By: Mark Clement , Contributing Writer
In: Uncategorized, Old House Musings

In our old house renovation we’re working on our home’s heart.

When I take stuff out–notably old lumber–I hold on to some. It won’t be used to re-build, but over the years I’ve felt there’s something in there, in that tree that grew several lifetimes ago and has sheltered generations, including ours. A story perhaps.

So I collected some old studs and boards from our various projects and waited.

Our wedding photo's frame made from old lumber, complete with and (and world's floweriest) wallpaper.

Our wedding photo

Then, Theresa and I got married.

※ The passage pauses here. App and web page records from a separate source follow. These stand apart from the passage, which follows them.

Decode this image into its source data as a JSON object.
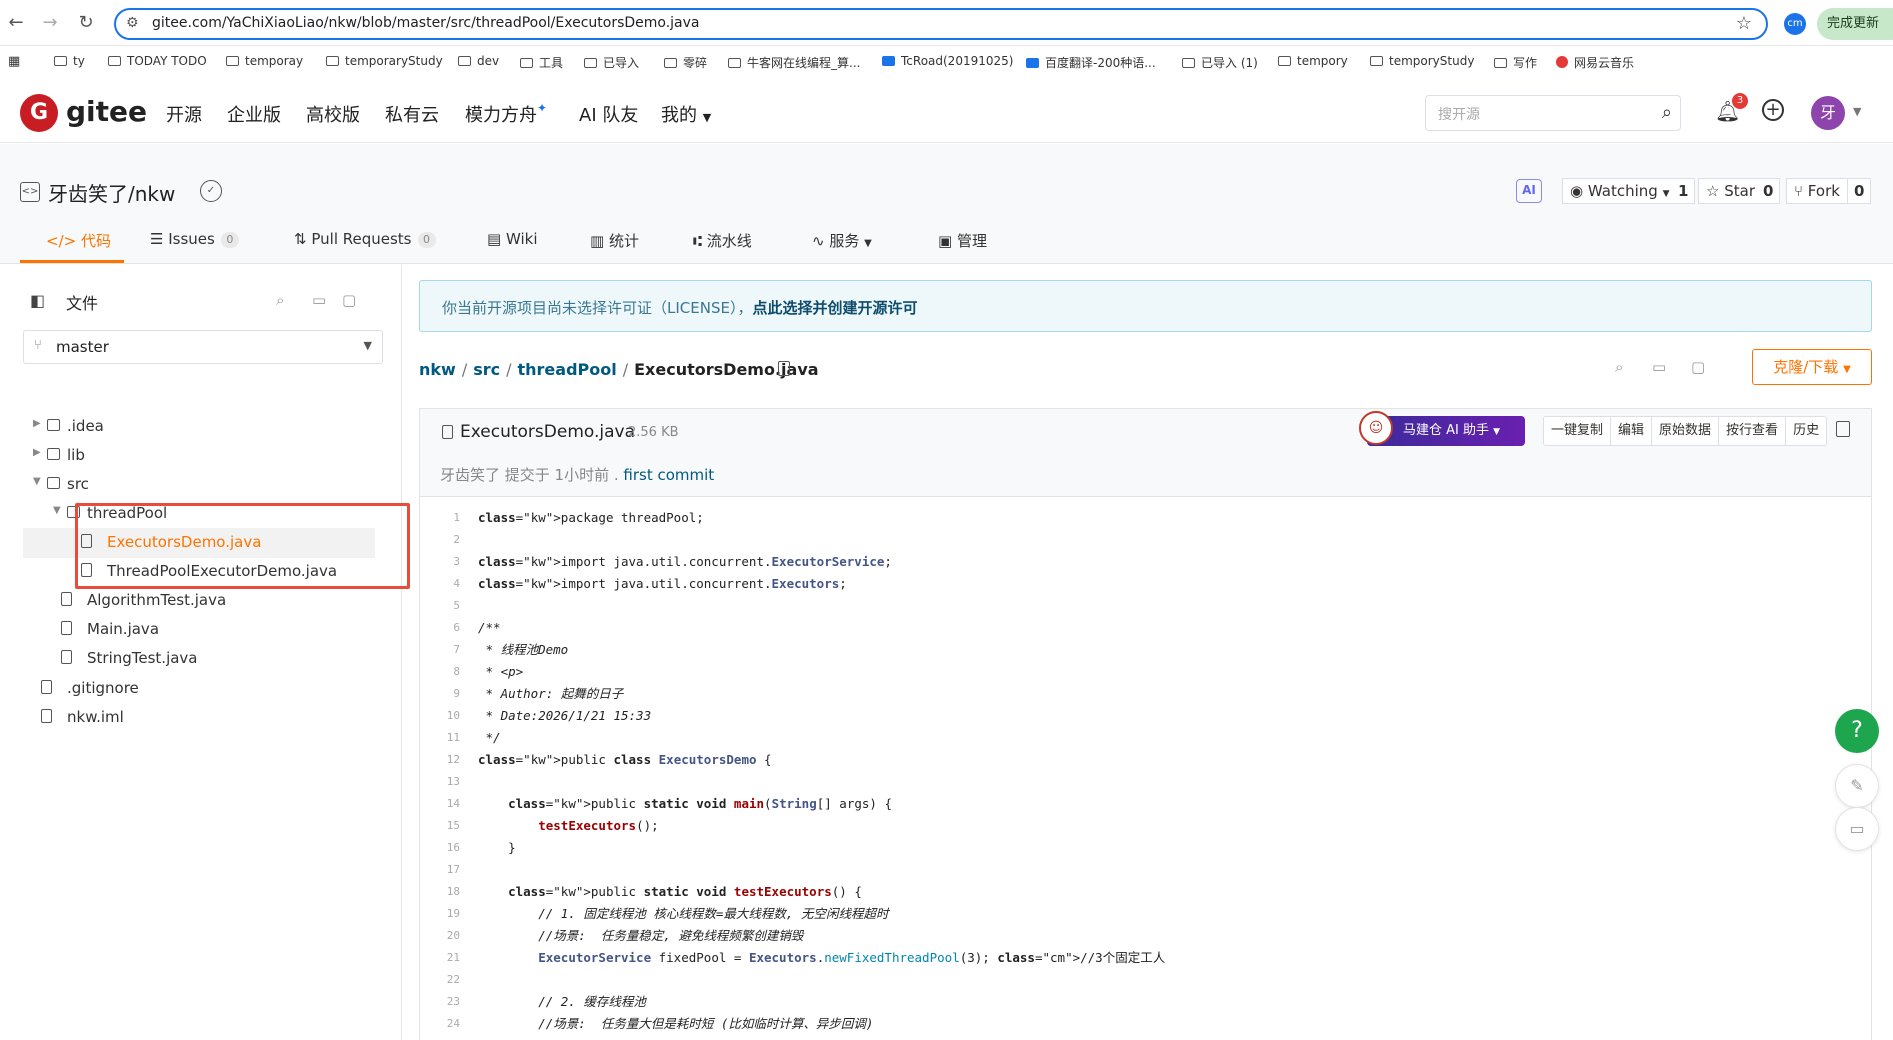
{
  "browser": {
    "url": "gitee.com/YaChiXiaoLiao/nkw/blob/master/src/threadPool/ExecutorsDemo.java",
    "profile": "cm",
    "update_label": "完成更新",
    "bookmarks": [
      "ty",
      "TODAY TODO",
      "temporay",
      "temporaryStudy",
      "dev",
      "工具",
      "已导入",
      "零碎",
      "牛客网在线编程_算...",
      "TcRoad(20191025)",
      "百度翻译-200种语...",
      "已导入 (1)",
      "tempory",
      "temporyStudy",
      "写作",
      "网易云音乐"
    ]
  },
  "header": {
    "logo": "gitee",
    "nav": [
      "开源",
      "企业版",
      "高校版",
      "私有云",
      "模力方舟",
      "AI 队友",
      "我的"
    ],
    "search_placeholder": "搜开源",
    "notification_count": "3",
    "avatar_initial": "牙"
  },
  "repo": {
    "title": "牙齿笑了/nkw",
    "ai_chip": "AI",
    "watching_label": "Watching",
    "watching_count": "1",
    "star_label": "Star",
    "star_count": "0",
    "fork_label": "Fork",
    "fork_count": "0",
    "tabs": [
      {
        "label": "代码"
      },
      {
        "label": "Issues",
        "count": "0"
      },
      {
        "label": "Pull Requests",
        "count": "0"
      },
      {
        "label": "Wiki"
      },
      {
        "label": "统计"
      },
      {
        "label": "流水线"
      },
      {
        "label": "服务"
      },
      {
        "label": "管理"
      }
    ]
  },
  "sidebar": {
    "title": "文件",
    "branch": "master",
    "tree": [
      {
        "label": ".idea",
        "type": "folder",
        "depth": 0,
        "expanded": false
      },
      {
        "label": "lib",
        "type": "folder",
        "depth": 0,
        "expanded": false
      },
      {
        "label": "src",
        "type": "folder",
        "depth": 0,
        "expanded": true
      },
      {
        "label": "threadPool",
        "type": "folder",
        "depth": 1,
        "expanded": true
      },
      {
        "label": "ExecutorsDemo.java",
        "type": "file",
        "depth": 2,
        "selected": true
      },
      {
        "label": "ThreadPoolExecutorDemo.java",
        "type": "file",
        "depth": 2
      },
      {
        "label": "AlgorithmTest.java",
        "type": "file",
        "depth": 1
      },
      {
        "label": "Main.java",
        "type": "file",
        "depth": 1
      },
      {
        "label": "StringTest.java",
        "type": "file",
        "depth": 1
      },
      {
        "label": ".gitignore",
        "type": "file",
        "depth": 0
      },
      {
        "label": "nkw.iml",
        "type": "file",
        "depth": 0
      }
    ]
  },
  "main": {
    "license_text": "你当前开源项目尚未选择许可证（LICENSE），",
    "license_link": "点此选择并创建开源许可",
    "breadcrumb": [
      "nkw",
      "src",
      "threadPool",
      "ExecutorsDemo.java"
    ],
    "clone_label": "克隆/下载",
    "file": {
      "name": "ExecutorsDemo.java",
      "size": "2.56 KB",
      "commit_text": "牙齿笑了 提交于 1小时前 .",
      "commit_link": "first commit",
      "ai_helper": "马建仓 AI 助手",
      "actions": [
        "一键复制",
        "编辑",
        "原始数据",
        "按行查看",
        "历史"
      ]
    },
    "code_lines": [
      "package threadPool;",
      "",
      "import java.util.concurrent.ExecutorService;",
      "import java.util.concurrent.Executors;",
      "",
      "/**",
      " * 线程池Demo",
      " * <p>",
      " * Author: 起舞的日子",
      " * Date:2026/1/21 15:33",
      " */",
      "public class ExecutorsDemo {",
      "",
      "    public static void main(String[] args) {",
      "        testExecutors();",
      "    }",
      "",
      "    public static void testExecutors() {",
      "        // 1. 固定线程池 核心线程数=最大线程数, 无空闲线程超时",
      "        //场景:  任务量稳定, 避免线程频繁创建销毁",
      "        ExecutorService fixedPool = Executors.newFixedThreadPool(3); //3个固定工人",
      "",
      "        // 2. 缓存线程池",
      "        //场景:  任务量大但是耗时短 (比如临时计算、异步回调)"
    ]
  },
  "floating": {
    "help": "?"
  }
}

We took photos, of course. And when they came back–with my bride radiant in her dress, fluttered ever so gently by the ocean breeze passing us like the current of our lives–the story of the old trees told itself.

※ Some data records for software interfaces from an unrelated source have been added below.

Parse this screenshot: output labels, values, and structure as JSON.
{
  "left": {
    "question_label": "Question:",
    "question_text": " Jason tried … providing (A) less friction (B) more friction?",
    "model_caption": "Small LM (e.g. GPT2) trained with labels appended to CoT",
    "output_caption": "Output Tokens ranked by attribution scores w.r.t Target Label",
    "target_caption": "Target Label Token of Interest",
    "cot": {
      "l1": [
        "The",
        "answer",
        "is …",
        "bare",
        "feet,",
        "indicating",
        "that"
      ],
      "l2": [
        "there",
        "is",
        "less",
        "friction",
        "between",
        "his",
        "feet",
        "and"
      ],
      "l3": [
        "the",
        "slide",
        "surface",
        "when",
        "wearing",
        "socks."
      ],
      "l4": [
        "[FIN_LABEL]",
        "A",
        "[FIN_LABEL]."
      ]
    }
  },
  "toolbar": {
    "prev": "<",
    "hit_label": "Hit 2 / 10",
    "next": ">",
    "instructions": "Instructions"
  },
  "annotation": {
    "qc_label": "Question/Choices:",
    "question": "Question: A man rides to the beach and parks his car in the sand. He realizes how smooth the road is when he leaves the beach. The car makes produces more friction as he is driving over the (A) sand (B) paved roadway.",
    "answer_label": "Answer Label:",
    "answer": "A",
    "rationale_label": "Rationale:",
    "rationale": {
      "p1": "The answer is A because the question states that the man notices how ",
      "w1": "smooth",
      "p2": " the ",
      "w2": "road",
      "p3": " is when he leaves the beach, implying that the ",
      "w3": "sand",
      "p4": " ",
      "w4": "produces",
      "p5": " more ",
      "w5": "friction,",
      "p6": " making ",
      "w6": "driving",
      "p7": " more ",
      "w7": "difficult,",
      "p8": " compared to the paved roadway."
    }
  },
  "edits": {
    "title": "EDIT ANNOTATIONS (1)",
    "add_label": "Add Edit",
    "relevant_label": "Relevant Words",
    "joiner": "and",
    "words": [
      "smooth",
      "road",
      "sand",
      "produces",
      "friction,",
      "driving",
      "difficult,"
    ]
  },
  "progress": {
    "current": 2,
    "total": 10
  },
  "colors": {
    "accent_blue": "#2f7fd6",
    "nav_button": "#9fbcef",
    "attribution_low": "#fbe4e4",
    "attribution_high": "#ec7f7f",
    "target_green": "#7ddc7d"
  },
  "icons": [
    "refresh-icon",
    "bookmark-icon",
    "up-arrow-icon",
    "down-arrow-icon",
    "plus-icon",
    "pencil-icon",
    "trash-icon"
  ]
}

The lumber used to build our house was rough-sawn (not planed smooth like today’s). And for some reason the carpenters who built this house toe-nailed (drove nails at angles) just about every connection. I have no idea why. So when I dislodged boards from where they’d been holding up the house, there were wire- and hard-cut nails piercing through corners at odd angles while the lumbers’ entire surface is a splinter waiting to happen.

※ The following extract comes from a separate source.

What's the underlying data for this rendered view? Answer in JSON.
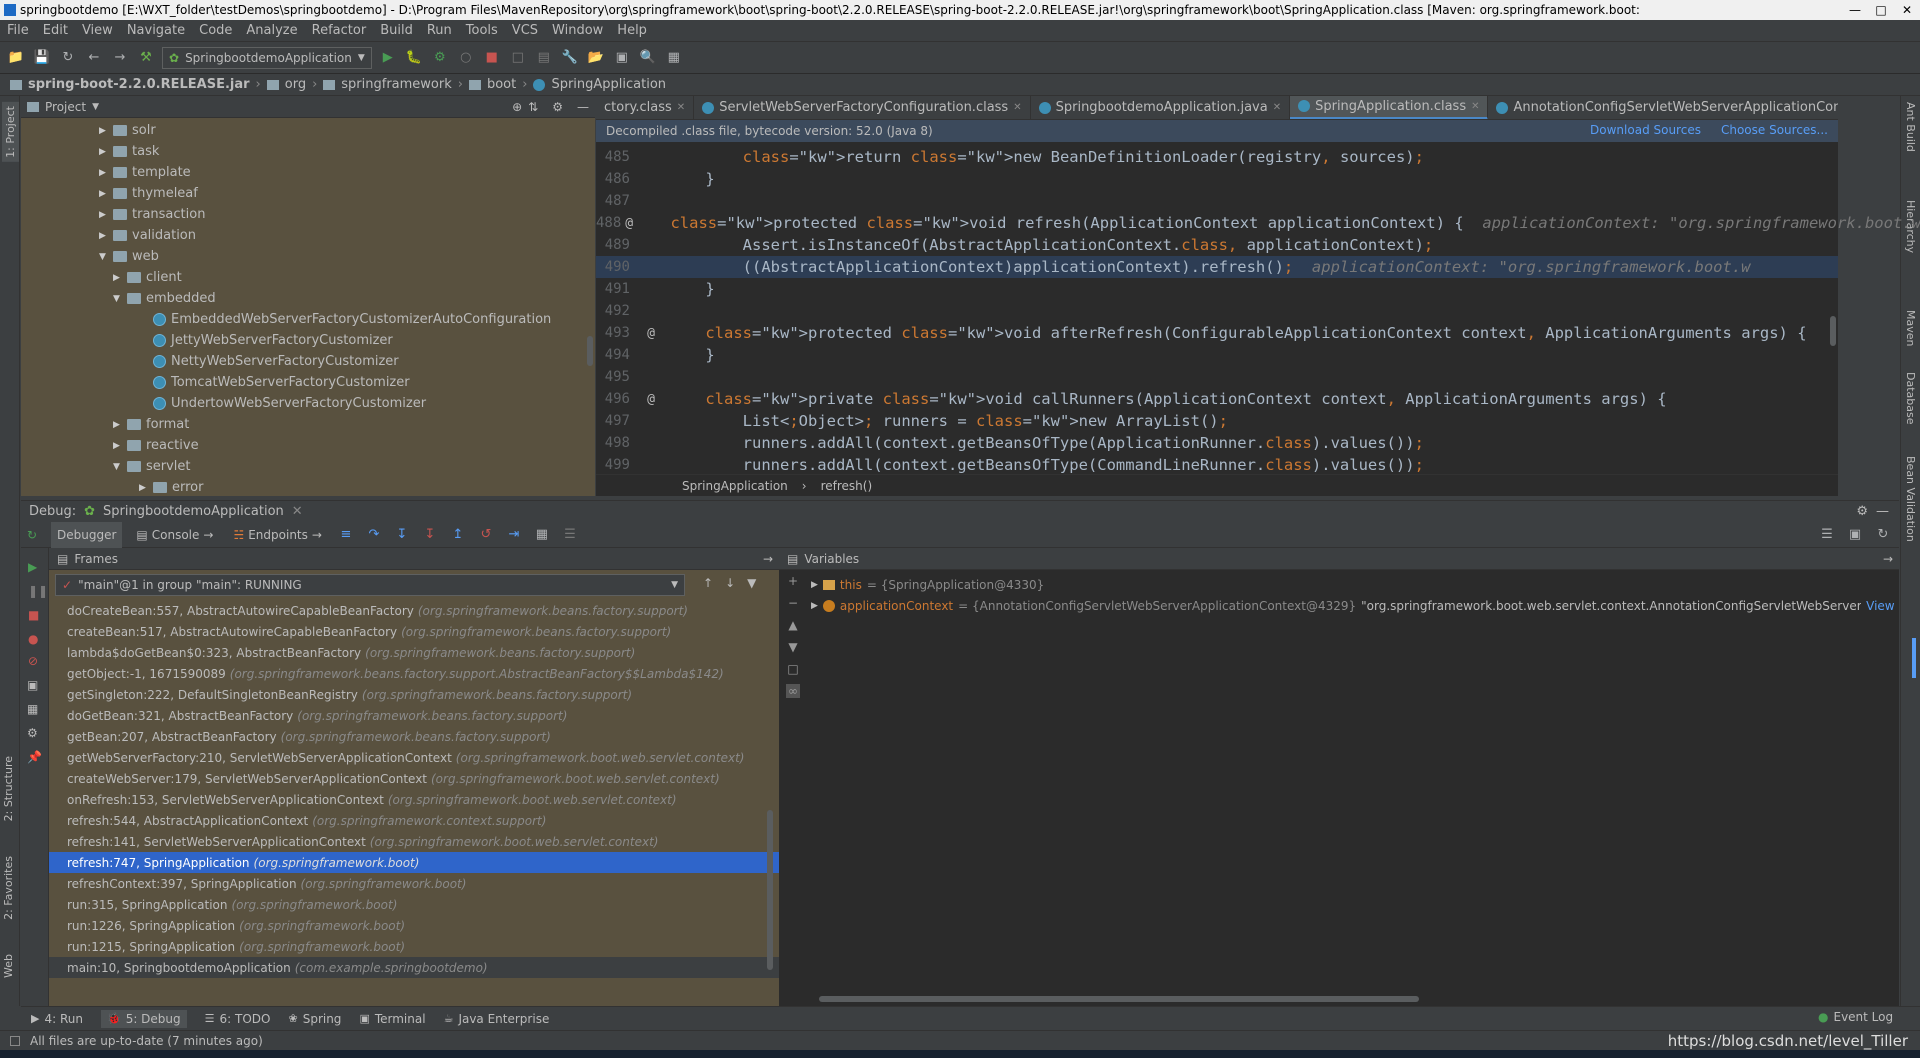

It has to be handled carefully.

Yet, inside this material is the most graceful wood grain I’ve ever seen in wood that supports walls and ceilings. Wonderful growth rings layer upon layer, year upon year. In it’s heart, it is young and hopeful, beautiful and strong. It is, you could say, alive.

So I took some choice pieces, knotty, worn and somehow ready for a second chance. It took some time and a lot of patience, but I figured out how to make a picture frame for our wedding photo.

Modern fasteners (I fastened everything with pocket screws on the backside of the frame) hold it together. But the only ones you can see are the originals. To most people, I suppose, it’s just four old boards–you know…”distressed.” But to us, it’s more than that. Like our life together, it’s original. No store sells this. And we made it. Ourselves.

Maybe I’m over-thinking it, but that frame and what it’s made of is an emblem of our history, of our home’s shelter, and perhaps of our future together. It’s an emblem of the risk it takes to make our home and our lives better. Of our story, one made timeless, however, not by what is old but by what truly is timeless: Theresa’s heart.